• Work request
Write every line of the following listing exactly as it reads.
—————
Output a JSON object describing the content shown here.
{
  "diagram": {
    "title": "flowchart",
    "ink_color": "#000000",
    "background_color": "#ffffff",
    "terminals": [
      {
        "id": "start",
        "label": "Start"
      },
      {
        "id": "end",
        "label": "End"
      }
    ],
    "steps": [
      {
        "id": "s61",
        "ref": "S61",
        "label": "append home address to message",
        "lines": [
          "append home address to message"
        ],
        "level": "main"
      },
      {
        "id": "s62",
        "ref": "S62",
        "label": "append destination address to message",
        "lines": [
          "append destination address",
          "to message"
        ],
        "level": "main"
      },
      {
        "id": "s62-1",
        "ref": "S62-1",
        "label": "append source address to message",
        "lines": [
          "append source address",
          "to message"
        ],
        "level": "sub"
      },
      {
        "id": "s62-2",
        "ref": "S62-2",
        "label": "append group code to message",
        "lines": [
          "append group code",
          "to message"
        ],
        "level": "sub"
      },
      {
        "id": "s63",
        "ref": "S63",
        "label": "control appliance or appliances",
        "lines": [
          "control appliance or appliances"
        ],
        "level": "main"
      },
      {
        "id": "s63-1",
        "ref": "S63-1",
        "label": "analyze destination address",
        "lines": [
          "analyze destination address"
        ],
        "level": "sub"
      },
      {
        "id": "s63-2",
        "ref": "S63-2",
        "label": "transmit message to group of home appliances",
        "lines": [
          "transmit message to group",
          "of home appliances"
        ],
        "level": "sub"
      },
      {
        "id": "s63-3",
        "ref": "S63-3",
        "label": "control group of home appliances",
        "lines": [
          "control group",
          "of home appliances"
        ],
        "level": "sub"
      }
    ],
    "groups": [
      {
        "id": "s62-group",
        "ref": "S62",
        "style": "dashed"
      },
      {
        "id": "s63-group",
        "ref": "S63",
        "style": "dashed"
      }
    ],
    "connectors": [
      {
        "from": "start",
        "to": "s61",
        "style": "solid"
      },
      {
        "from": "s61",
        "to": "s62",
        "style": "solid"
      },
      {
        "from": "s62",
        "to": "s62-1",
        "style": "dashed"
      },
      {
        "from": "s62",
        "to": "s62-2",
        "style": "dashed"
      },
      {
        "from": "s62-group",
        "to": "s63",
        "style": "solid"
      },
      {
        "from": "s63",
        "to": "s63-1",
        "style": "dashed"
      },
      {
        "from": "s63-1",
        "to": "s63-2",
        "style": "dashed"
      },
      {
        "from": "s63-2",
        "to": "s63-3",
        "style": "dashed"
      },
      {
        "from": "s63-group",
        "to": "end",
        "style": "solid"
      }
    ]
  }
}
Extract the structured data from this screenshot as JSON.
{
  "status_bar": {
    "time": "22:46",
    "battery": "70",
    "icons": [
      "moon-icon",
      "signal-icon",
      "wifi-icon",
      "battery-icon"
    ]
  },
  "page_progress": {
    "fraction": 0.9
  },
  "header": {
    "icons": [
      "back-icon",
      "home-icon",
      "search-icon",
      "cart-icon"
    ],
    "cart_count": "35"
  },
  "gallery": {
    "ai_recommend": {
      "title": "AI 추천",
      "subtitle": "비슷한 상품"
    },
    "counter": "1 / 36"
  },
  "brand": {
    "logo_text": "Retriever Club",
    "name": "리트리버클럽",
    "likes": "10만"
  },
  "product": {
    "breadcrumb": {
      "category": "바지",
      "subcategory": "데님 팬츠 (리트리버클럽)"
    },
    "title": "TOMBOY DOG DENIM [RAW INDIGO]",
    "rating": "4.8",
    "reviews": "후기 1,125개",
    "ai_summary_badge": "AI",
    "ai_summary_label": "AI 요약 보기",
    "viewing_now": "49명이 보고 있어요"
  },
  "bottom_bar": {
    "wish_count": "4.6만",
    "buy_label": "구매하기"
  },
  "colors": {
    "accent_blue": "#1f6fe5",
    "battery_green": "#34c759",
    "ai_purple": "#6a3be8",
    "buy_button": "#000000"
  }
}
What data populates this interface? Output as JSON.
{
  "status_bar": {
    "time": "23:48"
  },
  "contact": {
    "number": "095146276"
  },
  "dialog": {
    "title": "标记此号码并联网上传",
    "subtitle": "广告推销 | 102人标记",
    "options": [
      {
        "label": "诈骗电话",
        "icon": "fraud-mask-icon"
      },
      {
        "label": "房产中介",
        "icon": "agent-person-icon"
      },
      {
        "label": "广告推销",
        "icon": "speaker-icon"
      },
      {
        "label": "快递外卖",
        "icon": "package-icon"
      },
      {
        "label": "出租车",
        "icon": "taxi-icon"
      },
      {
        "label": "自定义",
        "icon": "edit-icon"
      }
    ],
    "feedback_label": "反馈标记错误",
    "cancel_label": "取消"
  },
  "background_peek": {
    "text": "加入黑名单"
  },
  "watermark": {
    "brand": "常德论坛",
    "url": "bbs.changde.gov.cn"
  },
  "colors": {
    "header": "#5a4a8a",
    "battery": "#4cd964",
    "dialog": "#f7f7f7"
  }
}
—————
• Response
Output a JSON object describing the content shown here.
{
  "diagram": {
    "title": "flowchart",
    "ink_color": "#000000",
    "background_color": "#ffffff",
    "terminals": [
      {
        "id": "start",
        "label": "Start"
      },
      {
        "id": "end",
        "label": "End"
      }
    ],
    "steps": [
      {
        "id": "s61",
        "ref": "S61",
        "label": "append home address to message",
        "lines": [
          "append home address to message"
        ],
        "level": "main"
      },
      {
        "id": "s62",
        "ref": "S62",
        "label": "append destination address to message",
        "lines": [
          "append destination address",
          "to message"
        ],
        "level": "main"
      },
      {
        "id": "s62-1",
        "ref": "S62-1",
        "label": "append source address to message",
        "lines": [
          "append source address",
          "to message"
        ],
        "level": "sub"
      },
      {
        "id": "s62-2",
        "ref": "S62-2",
        "label": "append group code to message",
        "lines": [
          "append group code",
          "to message"
        ],
        "level": "sub"
      },
      {
        "id": "s63",
        "ref": "S63",
        "label": "control appliance or appliances",
        "lines": [
          "control appliance or appliances"
        ],
        "level": "main"
      },
      {
        "id": "s63-1",
        "ref": "S63-1",
        "label": "analyze destination address",
        "lines": [
          "analyze destination address"
        ],
        "level": "sub"
      },
      {
        "id": "s63-2",
        "ref": "S63-2",
        "label": "transmit message to group of home appliances",
        "lines": [
          "transmit message to group",
          "of home appliances"
        ],
        "level": "sub"
      },
      {
        "id": "s63-3",
        "ref": "S63-3",
        "label": "control group of home appliances",
        "lines": [
          "control group",
          "of home appliances"
        ],
        "level": "sub"
      }
    ],
    "groups": [
      {
        "id": "s62-group",
        "ref": "S62",
        "style": "dashed"
      },
      {
        "id": "s63-group",
        "ref": "S63",
        "style": "dashed"
      }
    ],
    "connectors": [
      {
        "from": "start",
        "to": "s61",
        "style": "solid"
      },
      {
        "from": "s61",
        "to": "s62",
        "style": "solid"
      },
      {
        "from": "s62",
        "to": "s62-1",
        "style": "dashed"
      },
      {
        "from": "s62",
        "to": "s62-2",
        "style": "dashed"
      },
      {
        "from": "s62-group",
        "to": "s63",
        "style": "solid"
      },
      {
        "from": "s63",
        "to": "s63-1",
        "style": "dashed"
      },
      {
        "from": "s63-1",
        "to": "s63-2",
        "style": "dashed"
      },
      {
        "from": "s63-2",
        "to": "s63-3",
        "style": "dashed"
      },
      {
        "from": "s63-group",
        "to": "end",
        "style": "solid"
      }
    ]
  }
}
Extract the structured data from this screenshot as JSON.
{
  "status_bar": {
    "time": "22:46",
    "battery": "70",
    "icons": [
      "moon-icon",
      "signal-icon",
      "wifi-icon",
      "battery-icon"
    ]
  },
  "page_progress": {
    "fraction": 0.9
  },
  "header": {
    "icons": [
      "back-icon",
      "home-icon",
      "search-icon",
      "cart-icon"
    ],
    "cart_count": "35"
  },
  "gallery": {
    "ai_recommend": {
      "title": "AI 추천",
      "subtitle": "비슷한 상품"
    },
    "counter": "1 / 36"
  },
  "brand": {
    "logo_text": "Retriever Club",
    "name": "리트리버클럽",
    "likes": "10만"
  },
  "product": {
    "breadcrumb": {
      "category": "바지",
      "subcategory": "데님 팬츠 (리트리버클럽)"
    },
    "title": "TOMBOY DOG DENIM [RAW INDIGO]",
    "rating": "4.8",
    "reviews": "후기 1,125개",
    "ai_summary_badge": "AI",
    "ai_summary_label": "AI 요약 보기",
    "viewing_now": "49명이 보고 있어요"
  },
  "bottom_bar": {
    "wish_count": "4.6만",
    "buy_label": "구매하기"
  },
  "colors": {
    "accent_blue": "#1f6fe5",
    "battery_green": "#34c759",
    "ai_purple": "#6a3be8",
    "buy_button": "#000000"
  }
}
What data populates this interface? Output as JSON.
{
  "status_bar": {
    "time": "23:48"
  },
  "contact": {
    "number": "095146276"
  },
  "dialog": {
    "title": "标记此号码并联网上传",
    "subtitle": "广告推销 | 102人标记",
    "options": [
      {
        "label": "诈骗电话",
        "icon": "fraud-mask-icon"
      },
      {
        "label": "房产中介",
        "icon": "agent-person-icon"
      },
      {
        "label": "广告推销",
        "icon": "speaker-icon"
      },
      {
        "label": "快递外卖",
        "icon": "package-icon"
      },
      {
        "label": "出租车",
        "icon": "taxi-icon"
      },
      {
        "label": "自定义",
        "icon": "edit-icon"
      }
    ],
    "feedback_label": "反馈标记错误",
    "cancel_label": "取消"
  },
  "background_peek": {
    "text": "加入黑名单"
  },
  "watermark": {
    "brand": "常德论坛",
    "url": "bbs.changde.gov.cn"
  },
  "colors": {
    "header": "#5a4a8a",
    "battery": "#4cd964",
    "dialog": "#f7f7f7"
  }
}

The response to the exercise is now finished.